These interim deadlines will also inform your final deadline, giving you dates to work against as you go along and identifying any delays in plenty of time.
5. Assemble a core team to keep everything on track
Your A-team needs to represent the key stakeholders – and key skills. Holding brainstorming sessions with bigger groups can help you to identify who you need on board.
Your core people need the time and enthusiasm to take on the project and they need to be clear about how they can help. What do they bring to the table? Money, experience, advocacy, authority? Whatever their role within the group, make sure they’re happy about what’s expected of them.
Your timeline and interim goals will come in handy here, as you can let them know when they’re likely to be heavily in demand – and when they can go and focus on other tasks, keeping up to date through minutes and other updates if necessary.
You need people who are happy to take on collective responsibility. Bringing in outsiders, such as Sofia’s curriculum review consultancy, can pay dividends here, lending an outsider’s perspective and expertise on how things are done elsewhere.
Your own dedicated consultant will be on hand throughout the process, to answer your questions, offer insight and advise on best practice.
6. Work out how to handle conflict
Conflict isn’t inevitable – but it’s likely.
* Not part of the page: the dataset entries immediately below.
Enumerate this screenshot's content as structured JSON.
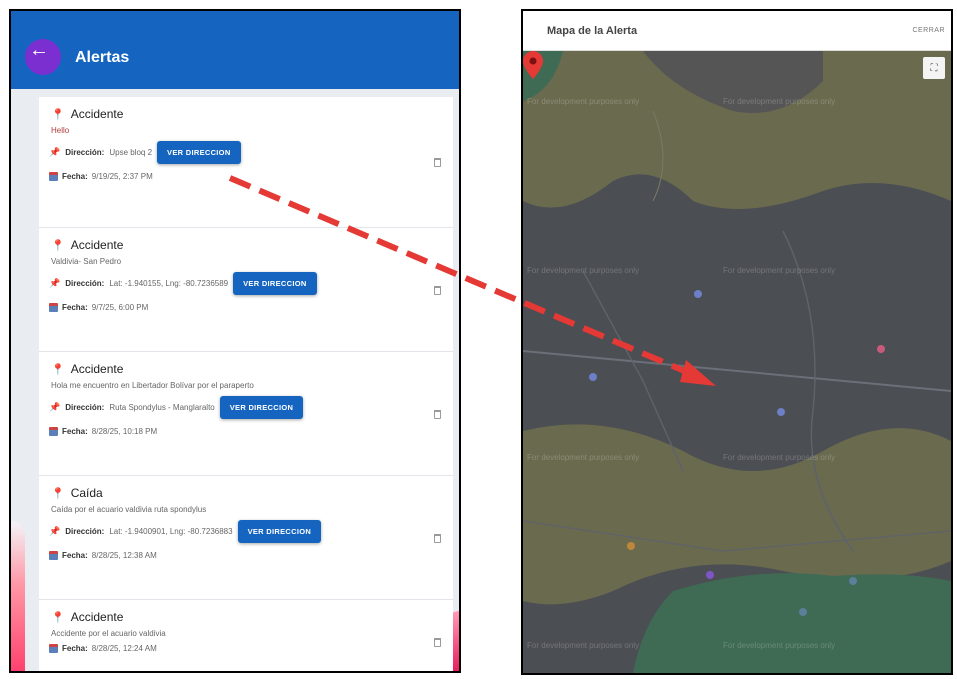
{
  "alerts_panel": {
    "title": "Alertas",
    "back_icon": "arrow-left-icon",
    "accent_color": "#1565c0",
    "direction_label": "Dirección:",
    "date_label": "Fecha:",
    "button_label": "VER DIRECCION",
    "items": [
      {
        "type": "Accidente",
        "description": "Hello",
        "address": "Upse bloq 2",
        "date": "9/19/25, 2:37 PM"
      },
      {
        "type": "Accidente",
        "description": "Valdivia- San Pedro",
        "address": "Lat: -1.940155, Lng: -80.7236589",
        "date": "9/7/25, 6:00 PM"
      },
      {
        "type": "Accidente",
        "description": "Hola me encuentro en Libertador Bolívar por el paraperto",
        "address": "Ruta Spondylus - Manglaralto",
        "date": "8/28/25, 10:18 PM"
      },
      {
        "type": "Caída",
        "description": "Caída por el acuario valdivia ruta spondylus",
        "address": "Lat: -1.9400901, Lng: -80.7236883",
        "date": "8/28/25, 12:38 AM"
      },
      {
        "type": "Accidente",
        "description": "Accidente por el acuario valdivia",
        "date": "8/28/25, 12:24 AM"
      }
    ]
  },
  "map_panel": {
    "title": "Mapa de la Alerta",
    "close_label": "CERRAR",
    "fullscreen_icon": "fullscreen-icon",
    "marker_icon": "map-pin-icon",
    "marker_color": "#e53935",
    "watermark": "For development purposes only"
  },
  "annotation": {
    "arrow_color": "#e53935",
    "arrow_style": "dashed"
  }
}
Left to fester, it will rot your review from the inside.
You’ve scoped out and agreed priorities and timelines but there’s always something you didn’t legislate for – and disagreements based on clashing values run deep.
Set aside time at each meeting to check in with your core team and create an environment where conflict can be aired and, if possible, ironed out before it grows.
You can’t solve everything though. Talking things through, rather than taking it all on your own shoulders, will bolster the spirit of collaboration and help to cement your team as a unified force.
You’ve already explained that compromise will be necessary – group working can facilitate this and still allow someone to feel heard.
7. Keep checking in
Review, review and review. As you work through the process, keep checking in. How are you performing against interim goals? Have dates or priorities shifted? Is everyone still on board and on message?
It’s good to celebrate too. When things go well, break out the biscuits (or whatever floats your boat).
Encountered problems? What can you do better next time? Crowdsource ideas from your core team to help them build on that feeling of group ownership.
Consulting for the best results
Sofia is an intuitive tool to use but we build consultancy into the package because no-one can pretend a wholesale curriculum review is a walk in the park.
With all your stakeholders to manage, the last thing you need is a headache with the tech. Our experts know Sofia’s capabilities inside out and they’ll work with you to draw out your main objectives – and show you how to achieve them.
Sofia was specifically designed to make life easier for you – every step of the way.
To find out more, request a demo.